= Task =
Send back every record exactly.

Stored items
********************

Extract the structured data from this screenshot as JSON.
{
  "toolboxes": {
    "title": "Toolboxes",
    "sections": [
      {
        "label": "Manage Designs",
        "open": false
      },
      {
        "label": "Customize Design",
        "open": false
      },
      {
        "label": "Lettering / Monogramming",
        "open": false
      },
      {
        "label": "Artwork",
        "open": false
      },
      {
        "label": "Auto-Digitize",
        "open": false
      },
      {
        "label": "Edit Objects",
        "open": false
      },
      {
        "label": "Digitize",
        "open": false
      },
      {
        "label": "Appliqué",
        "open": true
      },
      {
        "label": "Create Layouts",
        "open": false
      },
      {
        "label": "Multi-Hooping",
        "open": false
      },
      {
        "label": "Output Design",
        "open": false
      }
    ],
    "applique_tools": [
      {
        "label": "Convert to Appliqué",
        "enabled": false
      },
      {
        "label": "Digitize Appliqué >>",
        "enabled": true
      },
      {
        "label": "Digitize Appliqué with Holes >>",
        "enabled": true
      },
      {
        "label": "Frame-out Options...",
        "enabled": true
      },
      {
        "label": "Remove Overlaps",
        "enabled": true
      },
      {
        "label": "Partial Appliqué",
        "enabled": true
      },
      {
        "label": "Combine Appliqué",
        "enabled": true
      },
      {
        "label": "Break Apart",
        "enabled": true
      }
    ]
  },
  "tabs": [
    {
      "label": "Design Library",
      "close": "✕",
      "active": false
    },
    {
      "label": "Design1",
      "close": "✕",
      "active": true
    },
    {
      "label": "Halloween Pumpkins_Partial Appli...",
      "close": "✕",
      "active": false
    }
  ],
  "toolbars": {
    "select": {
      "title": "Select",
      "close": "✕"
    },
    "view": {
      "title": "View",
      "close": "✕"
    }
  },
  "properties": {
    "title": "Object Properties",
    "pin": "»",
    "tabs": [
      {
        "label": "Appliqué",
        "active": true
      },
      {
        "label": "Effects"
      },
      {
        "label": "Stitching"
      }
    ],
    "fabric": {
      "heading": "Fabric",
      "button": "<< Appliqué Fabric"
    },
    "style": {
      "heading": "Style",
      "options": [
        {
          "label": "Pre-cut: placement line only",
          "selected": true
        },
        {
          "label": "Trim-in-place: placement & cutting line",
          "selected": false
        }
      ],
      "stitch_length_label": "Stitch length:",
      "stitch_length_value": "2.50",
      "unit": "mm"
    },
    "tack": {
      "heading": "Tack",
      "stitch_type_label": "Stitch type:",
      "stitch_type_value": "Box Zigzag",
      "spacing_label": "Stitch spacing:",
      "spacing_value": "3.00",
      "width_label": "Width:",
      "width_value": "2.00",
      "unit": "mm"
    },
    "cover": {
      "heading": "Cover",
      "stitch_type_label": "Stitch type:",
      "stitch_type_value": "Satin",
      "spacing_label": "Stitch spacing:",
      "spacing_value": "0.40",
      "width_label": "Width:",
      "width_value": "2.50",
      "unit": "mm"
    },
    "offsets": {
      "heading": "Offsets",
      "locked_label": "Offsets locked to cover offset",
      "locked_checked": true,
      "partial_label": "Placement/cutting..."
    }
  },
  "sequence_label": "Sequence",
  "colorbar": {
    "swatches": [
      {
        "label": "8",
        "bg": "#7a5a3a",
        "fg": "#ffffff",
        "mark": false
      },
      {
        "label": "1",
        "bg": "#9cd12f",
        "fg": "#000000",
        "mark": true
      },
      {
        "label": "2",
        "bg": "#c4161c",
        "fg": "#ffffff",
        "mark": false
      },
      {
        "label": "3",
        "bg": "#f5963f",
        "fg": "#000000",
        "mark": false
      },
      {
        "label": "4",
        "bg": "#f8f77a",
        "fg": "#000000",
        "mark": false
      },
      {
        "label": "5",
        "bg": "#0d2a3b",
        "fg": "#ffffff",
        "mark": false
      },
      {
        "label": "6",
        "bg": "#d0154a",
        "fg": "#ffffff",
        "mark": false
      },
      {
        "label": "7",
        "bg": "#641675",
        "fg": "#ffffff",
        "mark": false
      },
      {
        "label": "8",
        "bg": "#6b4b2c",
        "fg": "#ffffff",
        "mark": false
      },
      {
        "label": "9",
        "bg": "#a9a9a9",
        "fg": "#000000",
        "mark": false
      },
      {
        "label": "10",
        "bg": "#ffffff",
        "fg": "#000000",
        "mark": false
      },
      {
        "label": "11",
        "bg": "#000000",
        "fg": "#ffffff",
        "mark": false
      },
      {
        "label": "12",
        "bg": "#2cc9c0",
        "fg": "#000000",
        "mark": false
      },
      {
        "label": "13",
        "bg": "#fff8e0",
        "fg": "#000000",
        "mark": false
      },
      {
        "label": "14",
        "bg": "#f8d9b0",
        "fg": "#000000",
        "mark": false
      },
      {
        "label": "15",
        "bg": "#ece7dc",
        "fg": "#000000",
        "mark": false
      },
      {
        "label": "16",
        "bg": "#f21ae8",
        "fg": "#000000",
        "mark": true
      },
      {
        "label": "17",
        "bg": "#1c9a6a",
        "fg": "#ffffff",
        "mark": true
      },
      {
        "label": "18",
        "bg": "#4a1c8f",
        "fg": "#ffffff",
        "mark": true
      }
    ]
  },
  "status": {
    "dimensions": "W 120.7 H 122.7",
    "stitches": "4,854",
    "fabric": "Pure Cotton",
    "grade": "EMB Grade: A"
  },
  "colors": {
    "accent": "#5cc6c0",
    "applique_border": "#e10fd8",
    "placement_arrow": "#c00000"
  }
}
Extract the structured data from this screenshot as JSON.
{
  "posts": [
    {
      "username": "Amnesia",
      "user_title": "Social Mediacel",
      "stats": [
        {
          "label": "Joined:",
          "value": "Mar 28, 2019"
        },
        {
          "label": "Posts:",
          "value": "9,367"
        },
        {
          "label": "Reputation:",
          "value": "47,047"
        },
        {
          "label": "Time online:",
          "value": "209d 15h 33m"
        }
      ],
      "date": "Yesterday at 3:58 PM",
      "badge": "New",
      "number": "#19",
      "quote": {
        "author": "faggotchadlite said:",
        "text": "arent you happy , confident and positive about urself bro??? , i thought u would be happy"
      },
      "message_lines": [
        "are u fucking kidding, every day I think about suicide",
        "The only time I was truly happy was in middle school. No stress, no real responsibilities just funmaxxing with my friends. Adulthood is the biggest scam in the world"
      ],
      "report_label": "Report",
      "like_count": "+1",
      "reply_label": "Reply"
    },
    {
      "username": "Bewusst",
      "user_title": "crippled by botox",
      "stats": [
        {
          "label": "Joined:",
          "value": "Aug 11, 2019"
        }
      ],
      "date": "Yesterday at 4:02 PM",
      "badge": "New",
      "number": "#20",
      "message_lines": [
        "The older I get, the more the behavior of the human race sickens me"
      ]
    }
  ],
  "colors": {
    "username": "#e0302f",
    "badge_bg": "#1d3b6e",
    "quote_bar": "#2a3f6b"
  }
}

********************

= Result of this exercise =
Extract the structured data from this screenshot as JSON.
{
  "toolboxes": {
    "title": "Toolboxes",
    "sections": [
      {
        "label": "Manage Designs",
        "open": false
      },
      {
        "label": "Customize Design",
        "open": false
      },
      {
        "label": "Lettering / Monogramming",
        "open": false
      },
      {
        "label": "Artwork",
        "open": false
      },
      {
        "label": "Auto-Digitize",
        "open": false
      },
      {
        "label": "Edit Objects",
        "open": false
      },
      {
        "label": "Digitize",
        "open": false
      },
      {
        "label": "Appliqué",
        "open": true
      },
      {
        "label": "Create Layouts",
        "open": false
      },
      {
        "label": "Multi-Hooping",
        "open": false
      },
      {
        "label": "Output Design",
        "open": false
      }
    ],
    "applique_tools": [
      {
        "label": "Convert to Appliqué",
        "enabled": false
      },
      {
        "label": "Digitize Appliqué >>",
        "enabled": true
      },
      {
        "label": "Digitize Appliqué with Holes >>",
        "enabled": true
      },
      {
        "label": "Frame-out Options...",
        "enabled": true
      },
      {
        "label": "Remove Overlaps",
        "enabled": true
      },
      {
        "label": "Partial Appliqué",
        "enabled": true
      },
      {
        "label": "Combine Appliqué",
        "enabled": true
      },
      {
        "label": "Break Apart",
        "enabled": true
      }
    ]
  },
  "tabs": [
    {
      "label": "Design Library",
      "close": "✕",
      "active": false
    },
    {
      "label": "Design1",
      "close": "✕",
      "active": true
    },
    {
      "label": "Halloween Pumpkins_Partial Appli...",
      "close": "✕",
      "active": false
    }
  ],
  "toolbars": {
    "select": {
      "title": "Select",
      "close": "✕"
    },
    "view": {
      "title": "View",
      "close": "✕"
    }
  },
  "properties": {
    "title": "Object Properties",
    "pin": "»",
    "tabs": [
      {
        "label": "Appliqué",
        "active": true
      },
      {
        "label": "Effects"
      },
      {
        "label": "Stitching"
      }
    ],
    "fabric": {
      "heading": "Fabric",
      "button": "<< Appliqué Fabric"
    },
    "style": {
      "heading": "Style",
      "options": [
        {
          "label": "Pre-cut: placement line only",
          "selected": true
        },
        {
          "label": "Trim-in-place: placement & cutting line",
          "selected": false
        }
      ],
      "stitch_length_label": "Stitch length:",
      "stitch_length_value": "2.50",
      "unit": "mm"
    },
    "tack": {
      "heading": "Tack",
      "stitch_type_label": "Stitch type:",
      "stitch_type_value": "Box Zigzag",
      "spacing_label": "Stitch spacing:",
      "spacing_value": "3.00",
      "width_label": "Width:",
      "width_value": "2.00",
      "unit": "mm"
    },
    "cover": {
      "heading": "Cover",
      "stitch_type_label": "Stitch type:",
      "stitch_type_value": "Satin",
      "spacing_label": "Stitch spacing:",
      "spacing_value": "0.40",
      "width_label": "Width:",
      "width_value": "2.50",
      "unit": "mm"
    },
    "offsets": {
      "heading": "Offsets",
      "locked_label": "Offsets locked to cover offset",
      "locked_checked": true,
      "partial_label": "Placement/cutting..."
    }
  },
  "sequence_label": "Sequence",
  "colorbar": {
    "swatches": [
      {
        "label": "8",
        "bg": "#7a5a3a",
        "fg": "#ffffff",
        "mark": false
      },
      {
        "label": "1",
        "bg": "#9cd12f",
        "fg": "#000000",
        "mark": true
      },
      {
        "label": "2",
        "bg": "#c4161c",
        "fg": "#ffffff",
        "mark": false
      },
      {
        "label": "3",
        "bg": "#f5963f",
        "fg": "#000000",
        "mark": false
      },
      {
        "label": "4",
        "bg": "#f8f77a",
        "fg": "#000000",
        "mark": false
      },
      {
        "label": "5",
        "bg": "#0d2a3b",
        "fg": "#ffffff",
        "mark": false
      },
      {
        "label": "6",
        "bg": "#d0154a",
        "fg": "#ffffff",
        "mark": false
      },
      {
        "label": "7",
        "bg": "#641675",
        "fg": "#ffffff",
        "mark": false
      },
      {
        "label": "8",
        "bg": "#6b4b2c",
        "fg": "#ffffff",
        "mark": false
      },
      {
        "label": "9",
        "bg": "#a9a9a9",
        "fg": "#000000",
        "mark": false
      },
      {
        "label": "10",
        "bg": "#ffffff",
        "fg": "#000000",
        "mark": false
      },
      {
        "label": "11",
        "bg": "#000000",
        "fg": "#ffffff",
        "mark": false
      },
      {
        "label": "12",
        "bg": "#2cc9c0",
        "fg": "#000000",
        "mark": false
      },
      {
        "label": "13",
        "bg": "#fff8e0",
        "fg": "#000000",
        "mark": false
      },
      {
        "label": "14",
        "bg": "#f8d9b0",
        "fg": "#000000",
        "mark": false
      },
      {
        "label": "15",
        "bg": "#ece7dc",
        "fg": "#000000",
        "mark": false
      },
      {
        "label": "16",
        "bg": "#f21ae8",
        "fg": "#000000",
        "mark": true
      },
      {
        "label": "17",
        "bg": "#1c9a6a",
        "fg": "#ffffff",
        "mark": true
      },
      {
        "label": "18",
        "bg": "#4a1c8f",
        "fg": "#ffffff",
        "mark": true
      }
    ]
  },
  "status": {
    "dimensions": "W 120.7 H 122.7",
    "stitches": "4,854",
    "fabric": "Pure Cotton",
    "grade": "EMB Grade: A"
  },
  "colors": {
    "accent": "#5cc6c0",
    "applique_border": "#e10fd8",
    "placement_arrow": "#c00000"
  }
}
Extract the structured data from this screenshot as JSON.
{
  "posts": [
    {
      "username": "Amnesia",
      "user_title": "Social Mediacel",
      "stats": [
        {
          "label": "Joined:",
          "value": "Mar 28, 2019"
        },
        {
          "label": "Posts:",
          "value": "9,367"
        },
        {
          "label": "Reputation:",
          "value": "47,047"
        },
        {
          "label": "Time online:",
          "value": "209d 15h 33m"
        }
      ],
      "date": "Yesterday at 3:58 PM",
      "badge": "New",
      "number": "#19",
      "quote": {
        "author": "faggotchadlite said:",
        "text": "arent you happy , confident and positive about urself bro??? , i thought u would be happy"
      },
      "message_lines": [
        "are u fucking kidding, every day I think about suicide",
        "The only time I was truly happy was in middle school. No stress, no real responsibilities just funmaxxing with my friends. Adulthood is the biggest scam in the world"
      ],
      "report_label": "Report",
      "like_count": "+1",
      "reply_label": "Reply"
    },
    {
      "username": "Bewusst",
      "user_title": "crippled by botox",
      "stats": [
        {
          "label": "Joined:",
          "value": "Aug 11, 2019"
        }
      ],
      "date": "Yesterday at 4:02 PM",
      "badge": "New",
      "number": "#20",
      "message_lines": [
        "The older I get, the more the behavior of the human race sickens me"
      ]
    }
  ],
  "colors": {
    "username": "#e0302f",
    "badge_bg": "#1d3b6e",
    "quote_bar": "#2a3f6b"
  }
}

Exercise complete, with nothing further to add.